    You and I are a great example. We couldn’t be two more different people in many ways, but at Gencon, your experience in the industry was invaluable to me and informed my current productions. And hopefully, when my nextgen BotA app is complete, you’ll find something in it to inspire similar, if not better, ‘bridging’ products, and then someone else will do the same, and so on, to move our industry into the next century, a process that would go alot smoother and faster if folks would stop worrying about what X said about Y and ‘ooo, don’t that make him mean!’

  17. Fred Hicks says:

    I really liked meeting you in person a few years back, and I think if you could post from a stance that comes off a lot more like that guy you’d do a lot to keep the fires from burning strong in the ovens of the GMS bogeyman. But honestly, looking at the original Tabletopocalypse post, as well as a few of the contents, there’s a tone of sneering that feels pretty palpable to me, and it’s one I had to actively filter out in my own participation in order to keep from activating my own rather unfortunate Internet Warrior Mode. That tone ends up coming off like an implicit declaration that you won’t respect the people who disagree with you but who’ve taken the time to read the post (and heck, maybe you won’t, in which case, truth in advertising).

    If that’s the message that’s coming through… why would they respect you in turn?

    Someone, I forget who but possibly Rob Donoghue, once said to me that part of the trick of being reasonable is to start all your responses from the position that you agree with the person you’re responding to. I’ve really tried to do that with my own stuff on Ye Olde Internet, and it mostly works. For whatever that’s worth.

  18. Gareth says:

    That’s good advice. I remember meeting Theron Bretz in person for the first time at Origins 2003. He and I had flamed many many times on RPGnet.

    His after-action report at RPGnet at the time was something along the lines of discovering that I say in person pretty much exactly what I say online, but that the difference is in person you can hear my inflections, see my body language, etc., He summed up with “sure, he’s an asshole… but in person, he’s a *charming* asshole, and that makes all the difference.”

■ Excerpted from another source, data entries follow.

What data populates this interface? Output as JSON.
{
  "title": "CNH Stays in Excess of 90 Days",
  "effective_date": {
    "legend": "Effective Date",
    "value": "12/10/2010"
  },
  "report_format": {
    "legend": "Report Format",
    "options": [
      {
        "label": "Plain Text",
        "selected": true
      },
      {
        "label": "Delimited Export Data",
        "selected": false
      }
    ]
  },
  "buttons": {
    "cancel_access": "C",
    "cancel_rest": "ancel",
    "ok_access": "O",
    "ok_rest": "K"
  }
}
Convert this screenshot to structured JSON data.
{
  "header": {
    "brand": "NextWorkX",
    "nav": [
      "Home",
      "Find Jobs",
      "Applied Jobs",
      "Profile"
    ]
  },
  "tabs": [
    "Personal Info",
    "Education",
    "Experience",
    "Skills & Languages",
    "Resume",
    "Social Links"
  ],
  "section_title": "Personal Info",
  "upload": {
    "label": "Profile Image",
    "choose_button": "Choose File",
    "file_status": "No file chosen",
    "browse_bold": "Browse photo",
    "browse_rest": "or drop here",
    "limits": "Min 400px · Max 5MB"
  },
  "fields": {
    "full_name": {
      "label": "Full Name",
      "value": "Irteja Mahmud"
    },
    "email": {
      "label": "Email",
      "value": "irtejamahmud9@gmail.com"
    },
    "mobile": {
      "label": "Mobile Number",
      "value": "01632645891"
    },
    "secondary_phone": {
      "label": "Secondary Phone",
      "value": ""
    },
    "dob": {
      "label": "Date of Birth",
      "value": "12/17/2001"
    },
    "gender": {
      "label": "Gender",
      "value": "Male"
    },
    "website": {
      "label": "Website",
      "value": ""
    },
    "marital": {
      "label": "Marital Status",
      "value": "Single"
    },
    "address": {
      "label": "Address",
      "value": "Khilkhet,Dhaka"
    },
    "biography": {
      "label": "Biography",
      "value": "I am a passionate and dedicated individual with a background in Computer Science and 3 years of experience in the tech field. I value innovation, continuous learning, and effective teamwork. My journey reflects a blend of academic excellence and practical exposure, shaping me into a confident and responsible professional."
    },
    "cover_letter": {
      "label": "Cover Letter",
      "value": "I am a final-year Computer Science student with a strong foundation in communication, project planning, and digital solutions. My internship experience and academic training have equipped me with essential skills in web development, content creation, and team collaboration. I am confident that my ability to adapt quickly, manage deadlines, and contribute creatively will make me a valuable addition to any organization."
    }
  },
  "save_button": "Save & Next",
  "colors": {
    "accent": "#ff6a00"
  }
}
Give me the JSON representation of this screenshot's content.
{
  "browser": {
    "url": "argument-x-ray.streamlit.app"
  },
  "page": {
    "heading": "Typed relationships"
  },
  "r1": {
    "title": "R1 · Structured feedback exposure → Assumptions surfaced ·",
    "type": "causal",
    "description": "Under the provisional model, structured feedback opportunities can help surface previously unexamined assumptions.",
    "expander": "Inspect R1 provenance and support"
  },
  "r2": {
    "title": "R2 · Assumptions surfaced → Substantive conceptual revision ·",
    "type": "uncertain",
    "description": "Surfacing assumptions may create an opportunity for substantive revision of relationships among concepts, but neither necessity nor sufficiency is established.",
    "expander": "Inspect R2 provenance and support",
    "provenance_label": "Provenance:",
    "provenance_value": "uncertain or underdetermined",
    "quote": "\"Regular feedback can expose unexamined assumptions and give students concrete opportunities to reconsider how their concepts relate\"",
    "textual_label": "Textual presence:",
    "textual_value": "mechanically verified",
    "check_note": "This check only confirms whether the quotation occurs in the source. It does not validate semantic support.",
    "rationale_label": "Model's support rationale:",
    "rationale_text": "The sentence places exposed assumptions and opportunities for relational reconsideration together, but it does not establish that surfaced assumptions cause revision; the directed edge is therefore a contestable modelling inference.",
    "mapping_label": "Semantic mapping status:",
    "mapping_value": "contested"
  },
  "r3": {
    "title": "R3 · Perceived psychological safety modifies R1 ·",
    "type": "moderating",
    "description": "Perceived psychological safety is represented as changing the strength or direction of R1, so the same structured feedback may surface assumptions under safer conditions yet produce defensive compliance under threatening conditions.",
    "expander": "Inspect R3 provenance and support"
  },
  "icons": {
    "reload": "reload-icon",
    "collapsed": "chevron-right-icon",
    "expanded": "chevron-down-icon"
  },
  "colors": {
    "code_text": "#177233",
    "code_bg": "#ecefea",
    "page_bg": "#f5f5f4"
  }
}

    No excuse, I know, and I should try harder — but my main point with the GMS thing is that it’s really become almost self-sustaining at this point, because any negative act feeds it (even if the negative is incorrect, or purely in the eye of the beholder), while positives are ignored because they don’t fit the meme. It’s sorta like partisan politics, I guess.

Leave a Reply

Twitter Feed

Blog Archive